‘A new way of doing research’: Indigenous communities and U of A allies partner to support family, women and children’s well-being
Showing moms-to-be how to sew a moss bag, a pair of tiny beaver fur mitts or a ribbon blanket for their babies, Elder Beverly Tourangeau’s heart lifts.
As they journey into parenthood guided by traditional Indigenous knowledge, she sees how the young women in her northern Alberta community of Fort Chipewyan light up as they reconnect with their cultures.
“They are so proud that they sewed something for their baby. You can just see it in their faces, hear it in their voices, and I know it is something they are going to keep and pass on,” says Tourangeau, a member of the Athabasca Chipewyan First Nation.
That meaningful experience is just one way she and other elders have been guiding Indigenous families for the past five years, through a mentorship program co-designed by the Fort Chipewyan community and University of Alberta health researchers.
Called the Elders Mentoring Program, it also helps expecting families access support as they leave their remote communities in the Regional Municipality of Wood Buffalo to give birth at the nearest hospitals in Fort McMurray or Edmonton. And when the families return home and begin to care for their babies, the elders continue to offer cultural guidance on everything from bathing to feeding.
That support builds the young women’s confidence in who they are, Tourangeau says.
“We are bringing back the old culture of the way things used to be, and that helps them in their pride as First Nations ladies.”

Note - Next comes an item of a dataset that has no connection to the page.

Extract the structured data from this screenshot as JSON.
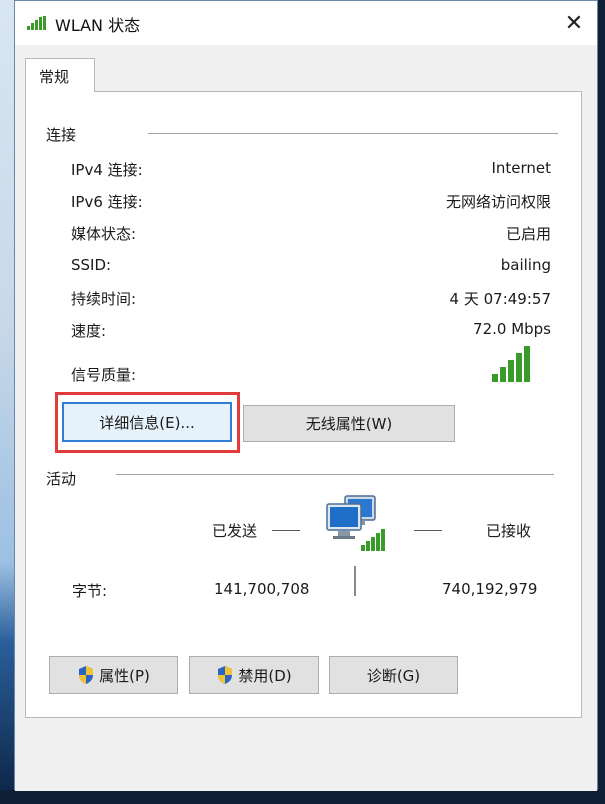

Now, the work of Tourangeau and her fellow workers in the program will be expanded to support moms and their families from other communities in Wood Buffalo, as part of a new long-term project focused on improving health and wellness for Indigenous families, women and children.